About this task ▸
Quote every line of the data below as it stands, omitting pictures.

[Collected data entries]
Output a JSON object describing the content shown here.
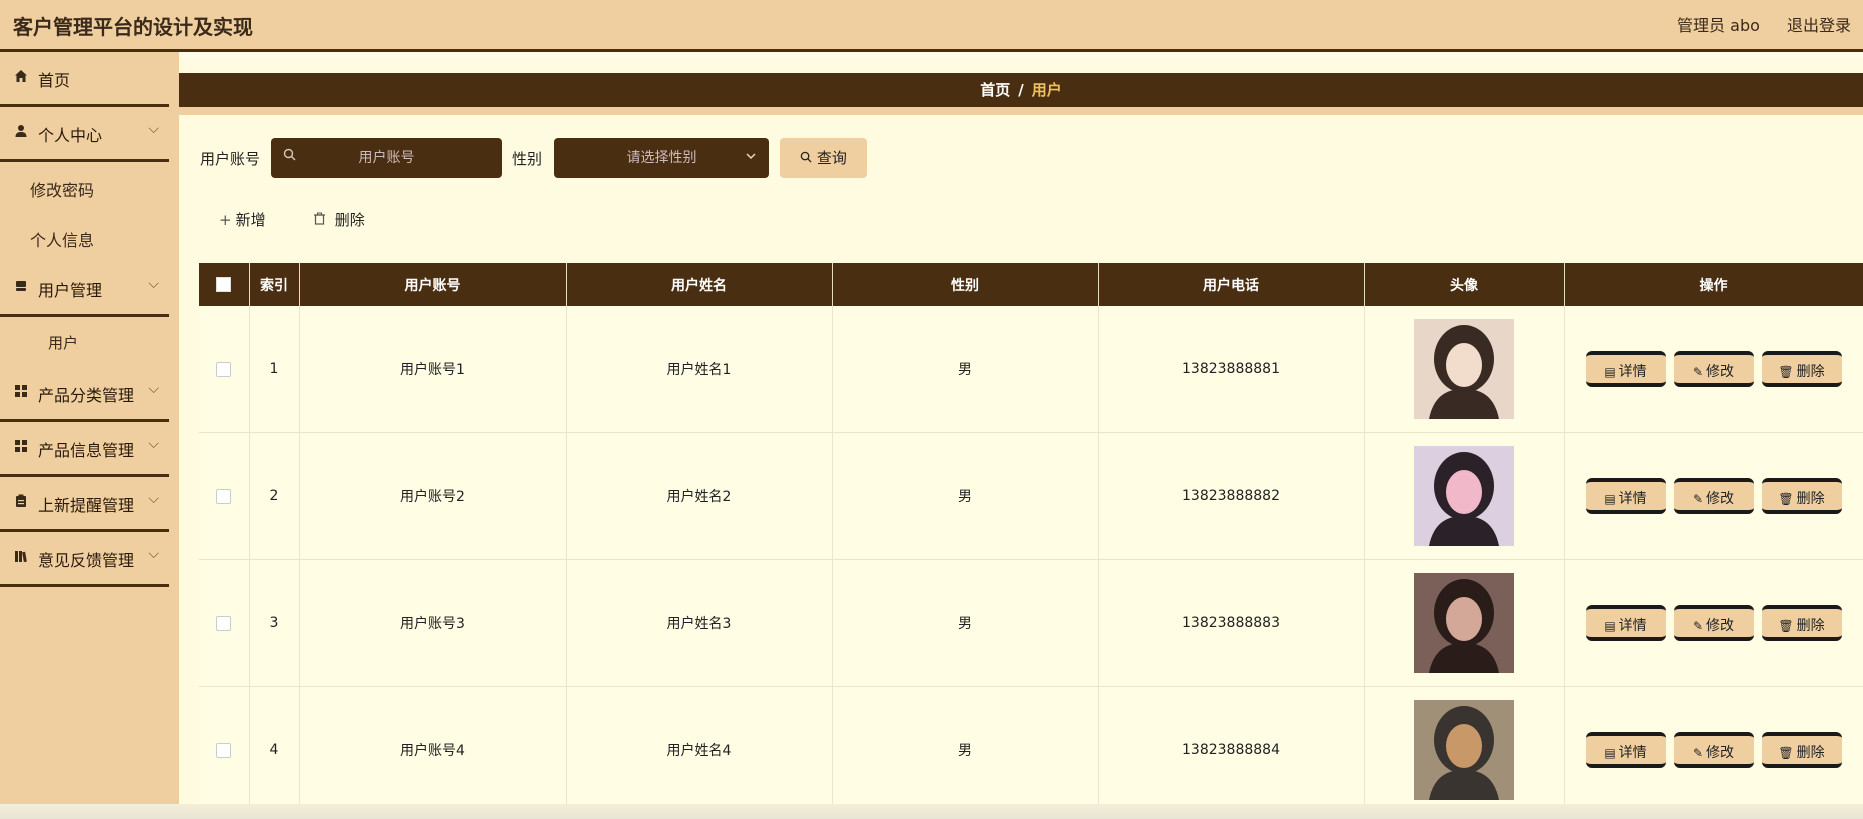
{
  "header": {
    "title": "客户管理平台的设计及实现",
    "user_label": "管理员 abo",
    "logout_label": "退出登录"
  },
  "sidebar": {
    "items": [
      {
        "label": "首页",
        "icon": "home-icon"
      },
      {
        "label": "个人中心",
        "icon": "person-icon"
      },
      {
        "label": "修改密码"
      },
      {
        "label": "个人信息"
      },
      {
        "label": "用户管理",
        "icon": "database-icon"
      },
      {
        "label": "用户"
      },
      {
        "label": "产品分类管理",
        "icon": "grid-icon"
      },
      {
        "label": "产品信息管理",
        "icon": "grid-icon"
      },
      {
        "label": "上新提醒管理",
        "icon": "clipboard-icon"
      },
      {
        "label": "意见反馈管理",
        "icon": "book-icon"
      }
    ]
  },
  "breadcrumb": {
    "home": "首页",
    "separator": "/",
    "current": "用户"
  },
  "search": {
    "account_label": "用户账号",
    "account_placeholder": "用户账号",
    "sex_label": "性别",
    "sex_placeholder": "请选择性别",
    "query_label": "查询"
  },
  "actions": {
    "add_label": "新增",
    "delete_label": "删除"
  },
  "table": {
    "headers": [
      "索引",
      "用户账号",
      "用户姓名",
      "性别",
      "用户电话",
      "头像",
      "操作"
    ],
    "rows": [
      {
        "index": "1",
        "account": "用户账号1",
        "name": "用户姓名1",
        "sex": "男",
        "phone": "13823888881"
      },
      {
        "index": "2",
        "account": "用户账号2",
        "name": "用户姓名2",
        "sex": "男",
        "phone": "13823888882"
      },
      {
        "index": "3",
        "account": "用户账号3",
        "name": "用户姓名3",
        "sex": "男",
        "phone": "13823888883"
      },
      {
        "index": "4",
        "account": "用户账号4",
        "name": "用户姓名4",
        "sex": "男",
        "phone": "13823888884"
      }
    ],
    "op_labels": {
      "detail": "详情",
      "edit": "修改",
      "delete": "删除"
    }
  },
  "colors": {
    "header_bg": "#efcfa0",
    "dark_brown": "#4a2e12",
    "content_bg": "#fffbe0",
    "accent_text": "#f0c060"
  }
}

Expected output ▸
Output a JSON object describing the content shown here.
{
  "header": {
    "title": "客户管理平台的设计及实现",
    "user_label": "管理员 abo",
    "logout_label": "退出登录"
  },
  "sidebar": {
    "items": [
      {
        "label": "首页",
        "icon": "home-icon"
      },
      {
        "label": "个人中心",
        "icon": "person-icon"
      },
      {
        "label": "修改密码"
      },
      {
        "label": "个人信息"
      },
      {
        "label": "用户管理",
        "icon": "database-icon"
      },
      {
        "label": "用户"
      },
      {
        "label": "产品分类管理",
        "icon": "grid-icon"
      },
      {
        "label": "产品信息管理",
        "icon": "grid-icon"
      },
      {
        "label": "上新提醒管理",
        "icon": "clipboard-icon"
      },
      {
        "label": "意见反馈管理",
        "icon": "book-icon"
      }
    ]
  },
  "breadcrumb": {
    "home": "首页",
    "separator": "/",
    "current": "用户"
  },
  "search": {
    "account_label": "用户账号",
    "account_placeholder": "用户账号",
    "sex_label": "性别",
    "sex_placeholder": "请选择性别",
    "query_label": "查询"
  },
  "actions": {
    "add_label": "新增",
    "delete_label": "删除"
  },
  "table": {
    "headers": [
      "索引",
      "用户账号",
      "用户姓名",
      "性别",
      "用户电话",
      "头像",
      "操作"
    ],
    "rows": [
      {
        "index": "1",
        "account": "用户账号1",
        "name": "用户姓名1",
        "sex": "男",
        "phone": "13823888881"
      },
      {
        "index": "2",
        "account": "用户账号2",
        "name": "用户姓名2",
        "sex": "男",
        "phone": "13823888882"
      },
      {
        "index": "3",
        "account": "用户账号3",
        "name": "用户姓名3",
        "sex": "男",
        "phone": "13823888883"
      },
      {
        "index": "4",
        "account": "用户账号4",
        "name": "用户姓名4",
        "sex": "男",
        "phone": "13823888884"
      }
    ],
    "op_labels": {
      "detail": "详情",
      "edit": "修改",
      "delete": "删除"
    }
  },
  "colors": {
    "header_bg": "#efcfa0",
    "dark_brown": "#4a2e12",
    "content_bg": "#fffbe0",
    "accent_text": "#f0c060"
  }
}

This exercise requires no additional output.